The Department of Public Works, whose inspectors and on-call consultants oversee the project, has declined to name the worker, his employer or provide other information about the accident.
A DPW spokesperson said the agency was referring all calls to the contractor. Jerry Preston, owner of the Jarrettsville-based trucking company, did not respond to several messages left at his office and home.
Spokesmen for the Baltimore Police Department and the Maryland Department of the Environment (MDE) said they had no information about the accident.
Fallon Pearre, communications director for the Maryland Department of Labor, said safety inspectors are “aware of the incident, but because it is an ongoing investigation, we can provide no further details.”
A report on the fatality, she said, could take anywhere from a few weeks to a few months to complete.
Dump Truck Drifted
Shortly after 6 a.m. on Monday, a man identified as Calvin M. Stewart (known as “Randy Calvin” to fellow truckers) stopped his Peterbilt dump truck near a concrete mixer to get his ticket signed.
While standing between the truck and a wheel loader, the truck drifted forward, crushing him, sources said.
Badly injured, he was taken to Shock Trauma at the University of Maryland Medical Center, where he was pronounced dead.
“He was a real nice guy,” a trucking friend recalled yesterday. “Just recently he told us this was his last year working. He said, ‘I’m going to relax with my grandchildren and enjoy my life.’”
The accident occurred on the western end of the reservoir, where two enormous concrete tanks are being constructed to store finished drinking water.
The project, which has disrupted access to the park and its popular walkway around the reservoir, is expected to be completed in 2022.
Ambitious Plans – and Setbacks
Back in 2009, the city was given permission by MDE and the U.S. Environmental Protection Agency to construct an ultraviolet disinfection plant near the reservoir to meet new federal “LT2” water quality standards.

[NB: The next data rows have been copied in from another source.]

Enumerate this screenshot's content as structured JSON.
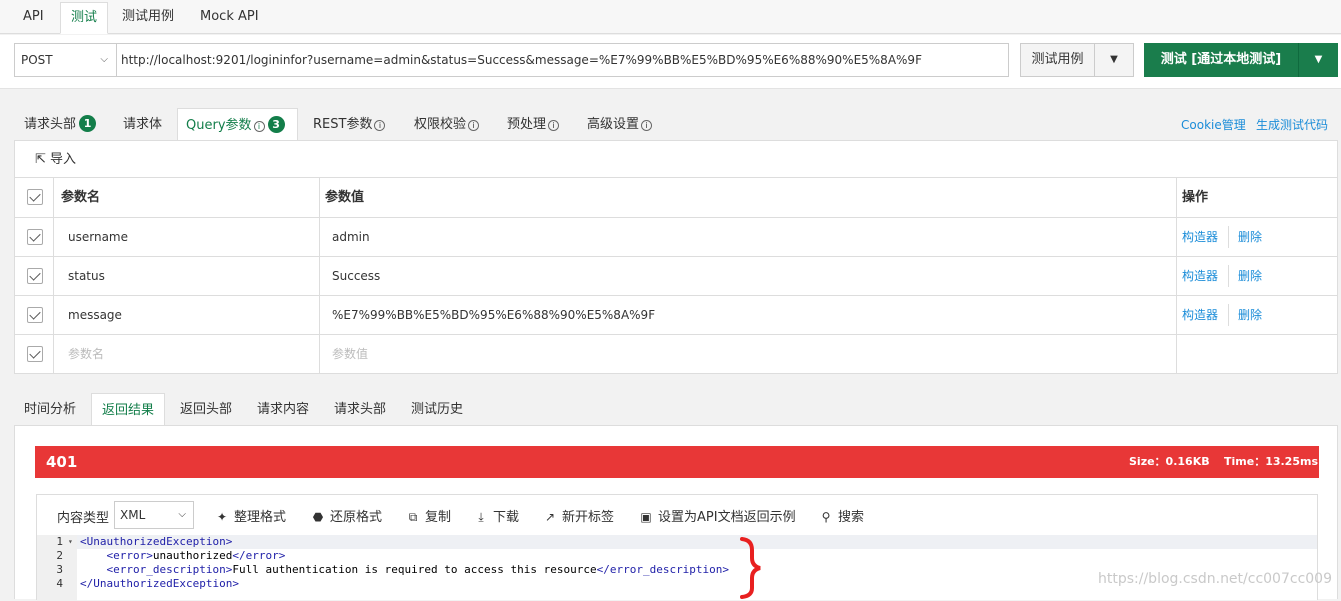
{
  "top_tabs": [
    "API",
    "测试",
    "测试用例",
    "Mock API"
  ],
  "request": {
    "method": "POST",
    "url": "http://localhost:9201/logininfor?username=admin&status=Success&message=%E7%99%BB%E5%BD%95%E6%88%90%E5%8A%9F",
    "test_cases_label": "测试用例",
    "test_button_label": "测试 [通过本地测试]"
  },
  "req_tabs": {
    "headers": "请求头部",
    "headers_count": "1",
    "body": "请求体",
    "query": "Query参数",
    "query_count": "3",
    "rest": "REST参数",
    "auth": "权限校验",
    "preprocess": "预处理",
    "advanced": "高级设置",
    "cookie": "Cookie管理",
    "gen_code": "生成测试代码"
  },
  "params": {
    "import_label": "导入",
    "col_name": "参数名",
    "col_value": "参数值",
    "col_ops": "操作",
    "rows": [
      {
        "name": "username",
        "value": "admin"
      },
      {
        "name": "status",
        "value": "Success"
      },
      {
        "name": "message",
        "value": "%E7%99%BB%E5%BD%95%E6%88%90%E5%8A%9F"
      }
    ],
    "name_placeholder": "参数名",
    "value_placeholder": "参数值",
    "builder_label": "构造器",
    "delete_label": "删除"
  },
  "res_tabs": [
    "时间分析",
    "返回结果",
    "返回头部",
    "请求内容",
    "请求头部",
    "测试历史"
  ],
  "response": {
    "status": "401",
    "size": "Size：0.16KB",
    "time": "Time：13.25ms",
    "status_color": "#e83737",
    "content_type_label": "内容类型",
    "content_type": "XML",
    "tools": {
      "format": "整理格式",
      "restore": "还原格式",
      "copy": "复制",
      "download": "下载",
      "new_tab": "新开标签",
      "set_example": "设置为API文档返回示例",
      "search": "搜索"
    }
  },
  "code": {
    "line_numbers": [
      "1",
      "2",
      "3",
      "4"
    ],
    "l1": "UnauthorizedException",
    "l2_text": "unauthorized",
    "l3_text": "Full authentication is required to access this resource",
    "l4": "UnauthorizedException"
  },
  "watermark": "https://blog.csdn.net/cc007cc009",
  "accent_color": "#137e4a"
}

Three years later, the Rawlings-Blake administration reversed course and decided to build underground water tanks, instead of the UV plant, based on a hunch by DPW’s Rudy Chow that the federal government would eventually require all drinking water reservoirs to be contained.

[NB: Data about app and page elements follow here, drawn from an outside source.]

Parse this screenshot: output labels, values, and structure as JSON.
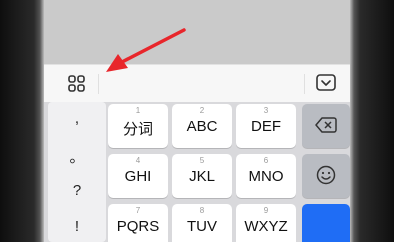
{
  "toolbar": {
    "grid_icon": "grid-menu-icon",
    "collapse_icon": "keyboard-collapse-icon"
  },
  "punctuation": [
    ",",
    "。",
    "?",
    "!"
  ],
  "keys": {
    "row1": [
      {
        "num": "1",
        "label": "分词"
      },
      {
        "num": "2",
        "label": "ABC"
      },
      {
        "num": "3",
        "label": "DEF"
      }
    ],
    "row2": [
      {
        "num": "4",
        "label": "GHI"
      },
      {
        "num": "5",
        "label": "JKL"
      },
      {
        "num": "6",
        "label": "MNO"
      }
    ],
    "row3": [
      {
        "num": "7",
        "label": "PQRS"
      },
      {
        "num": "8",
        "label": "TUV"
      },
      {
        "num": "9",
        "label": "WXYZ"
      }
    ]
  },
  "func_keys": {
    "backspace_icon": "backspace-icon",
    "emoji_icon": "emoji-icon"
  },
  "colors": {
    "annotation_arrow": "#e8262b",
    "enter_key": "#1f6df5"
  }
}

The decision more than tripled the price of the project from an estimated $40 million to the present-day $150 million (including costs not covered in the Oscar Renda contract).
The same change in direction led to the $137 million construction of water tanks that have obliterated once-wooded Hanlon Park in Ashburton. These tanks also are being built by Oscar Renda.
In 2018, the contractor’s cofferdam at Druid Lake ran the risk of releasing viruses and bacteria into the region’s drinking water.
Started in 2017, the Druid Lake project has undergone some difficulties and delays.
Most notably, a cofferdam built by Oscar Renda brought impurities into the drinking water side of the reservoir. High sediment levels detected in field tests posed the risk that viruses, parasites and bacteria could be introduced in the region’s water supply.
For nearly six months, reservoir water was quarantined by MDE and closed off from the public water supply.
In July 2018, state inspectors caught the city and contractor dumping chlorinated water into the Jones Falls.
The discovery came a week after a DPW official said at a City Council hearing that all water released by the contractor was within permitted limits.
After The Brew questioned this assertion to state regulators, MDE conducted an inspection of the temporary pumping stations around Druid Lake.
The inspection found that every sample it took exceeded the permitted limit of 0.10 mg/L of chlorine.
The tainted water, which MDE said would not cause human injury but could damage aquatic life, was emptied into the Jones Falls via an old storm drain under the I-83 Expressway.
– To reach this reporter: email@example.com